CPT® (Current Procedural Terminology) is a registered trademark of the American Medical Association (AMA). CPT® five digit codes, nomenclature and other data are copyright by the American Medical Association. All Rights Reserved. AMA does not directly or indirectly practice medicine or dispense medical services. AMA assumes no liability for the data contained herein or not contained herein.
Magnetic resonance imaging (mri), low-field
Refer to the ICD-10 CM manual
- These guidelines address advanced imaging with low-field MRI in both adult and pediatric populations. For interpretation of the Guidelines, and where not otherwise noted, “adult” refers to persons age 19 and older, and “pediatric” refers to persons age 18 and younger. Where separate indications exist, they are specified as Adult or Pediatric. Where not specified, indications and prerequisite information apply to persons of all ages.
- See the Coding section for a list of modalities included in these guidelines.
- Low-field MRI is generally considered to include scanners with a magnetic field strength of 0.5 Tesla (T) or less. Intermediate-field MRI generally includes scanners of greater than 0.5T and less than 1.5T, and high-field MRI includes scanners of 1.5T or greater. Most imaging facilities offer conventional MRI using scanners with a 1.5T magnet, and 3T scanners are widely available. Advantages of high-field MRI include improved signal-to-noise ratio, improved contrast-to-noise ratio, and improved spatial and temporal resolution compared to lower-field scanners. Advantages of lower-field MRI include easier installation, lower maintenance cost, and greater patient comfort.
- Open MRI is an MRI scanner in which the magnets are located above and below the patient, rather than in a cylindrical bore as is the case with conventional MRI scanners. The majority of open MRI scanners are 0.2 to 0.3T, though higher-field scanners of up to 1.2T are available. Advantages to open MRI include the ability to image patients who are unable to tolerate conventional MRI due to claustrophobia, as well as larger-sized patients. Disadvantages of open MRI are related to the lower magnetic field strength and include lower signal-to-noise ration and poorer spatial and temporal resolution. These disadvantages are less significant in open scanners of higher field strength, but those scanners are not widely available. If an open MRI unit of intermediate or high field strength is available, this is generally preferred over a lower-field unit.
- Positional MRI involves obtaining MRI images with the patient in a position other than supine; primarily, this refers to images obtained with the patient seated or standing upright. Often, these studies require the use of an open MRI scanner of low field strength.
- Contraindications to intermediate- or high-field MRI for which low-field MRI is possible include claustrophobia and patient size. A standard MRI has a bore opening of 60 cm, and some wide-bore MRI units have an opening of 70 cm diameter. For patients in whom the bore size is a limiting factor, open MRI may be appropriate.
Contrast-to-noise ratio (CNR): The difference in SNR between two tissue types, such as muscle and fluid.
Spatial resolution: Refers to the sharpness of the image; smaller voxel size equals increased spatial resolution.

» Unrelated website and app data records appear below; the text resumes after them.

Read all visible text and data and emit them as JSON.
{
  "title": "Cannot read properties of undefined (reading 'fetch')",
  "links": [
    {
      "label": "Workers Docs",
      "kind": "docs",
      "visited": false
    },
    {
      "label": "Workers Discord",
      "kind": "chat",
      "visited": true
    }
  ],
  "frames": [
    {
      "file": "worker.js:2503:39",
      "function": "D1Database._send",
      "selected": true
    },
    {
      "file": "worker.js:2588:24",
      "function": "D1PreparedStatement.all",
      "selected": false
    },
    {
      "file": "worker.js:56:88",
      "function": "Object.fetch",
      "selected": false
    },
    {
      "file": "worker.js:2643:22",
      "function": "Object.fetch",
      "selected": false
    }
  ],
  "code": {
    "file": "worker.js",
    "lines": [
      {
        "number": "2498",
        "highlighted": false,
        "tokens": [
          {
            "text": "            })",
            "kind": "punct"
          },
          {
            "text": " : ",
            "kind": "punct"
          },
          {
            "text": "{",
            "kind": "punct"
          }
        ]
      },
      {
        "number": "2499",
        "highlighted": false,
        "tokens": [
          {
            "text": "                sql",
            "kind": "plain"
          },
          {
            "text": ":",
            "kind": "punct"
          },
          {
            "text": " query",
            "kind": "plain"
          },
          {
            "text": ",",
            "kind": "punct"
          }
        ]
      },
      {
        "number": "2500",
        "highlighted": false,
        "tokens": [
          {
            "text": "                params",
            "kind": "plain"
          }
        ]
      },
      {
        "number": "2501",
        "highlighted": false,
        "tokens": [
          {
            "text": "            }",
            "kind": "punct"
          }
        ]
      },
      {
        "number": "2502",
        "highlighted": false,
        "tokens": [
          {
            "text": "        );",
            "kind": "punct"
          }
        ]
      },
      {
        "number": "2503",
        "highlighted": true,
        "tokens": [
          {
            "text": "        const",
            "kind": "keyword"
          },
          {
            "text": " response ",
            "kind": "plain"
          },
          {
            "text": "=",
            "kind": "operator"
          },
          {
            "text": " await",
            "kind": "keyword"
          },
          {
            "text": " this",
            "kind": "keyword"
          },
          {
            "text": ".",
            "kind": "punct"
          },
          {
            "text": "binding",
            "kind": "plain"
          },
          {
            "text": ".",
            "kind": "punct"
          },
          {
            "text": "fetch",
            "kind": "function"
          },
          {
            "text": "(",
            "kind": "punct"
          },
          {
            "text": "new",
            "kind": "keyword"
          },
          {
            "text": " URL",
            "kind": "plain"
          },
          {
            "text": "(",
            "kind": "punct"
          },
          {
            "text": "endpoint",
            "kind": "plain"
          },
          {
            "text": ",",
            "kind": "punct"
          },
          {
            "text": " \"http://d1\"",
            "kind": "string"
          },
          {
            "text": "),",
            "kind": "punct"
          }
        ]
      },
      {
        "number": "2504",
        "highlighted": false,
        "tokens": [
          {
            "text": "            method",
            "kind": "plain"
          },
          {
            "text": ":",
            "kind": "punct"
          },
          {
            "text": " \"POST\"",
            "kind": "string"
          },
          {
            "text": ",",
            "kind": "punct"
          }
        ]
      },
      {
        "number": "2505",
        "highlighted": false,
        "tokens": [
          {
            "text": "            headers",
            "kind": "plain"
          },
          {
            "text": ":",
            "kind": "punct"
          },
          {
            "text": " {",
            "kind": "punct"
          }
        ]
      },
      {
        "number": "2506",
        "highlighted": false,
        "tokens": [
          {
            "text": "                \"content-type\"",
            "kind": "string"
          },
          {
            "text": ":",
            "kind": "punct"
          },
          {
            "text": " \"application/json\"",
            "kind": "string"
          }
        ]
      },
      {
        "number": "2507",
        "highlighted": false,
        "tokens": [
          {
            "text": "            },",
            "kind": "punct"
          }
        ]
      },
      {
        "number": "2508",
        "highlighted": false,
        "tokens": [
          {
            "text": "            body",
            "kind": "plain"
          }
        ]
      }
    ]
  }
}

Temporal resolution: Refers to the length of time between one image and the next in a sequence.
Susceptibility: The degree to which a particular tissue or object is magnetized by a magnetic pulse. Materials with very high susceptibility may cause susceptibility artifact by distorting the magnetic field in the adjacent tissues.
The following section includes indications for which the use of low-field MRI is considered medically necessary, along with prerequisite information and supporting evidence where available. Indications, diagnoses, or imaging modalities not specifically addressed are considered not medically necessary.
The use of low-field MRI is considered medically necessary when criteria for MRI are met and intermediate- or high-field MRI cannot be performed.
- Low-field MRI
Independent Multispecialty Physician Panel (IMPP) review. Original effective date.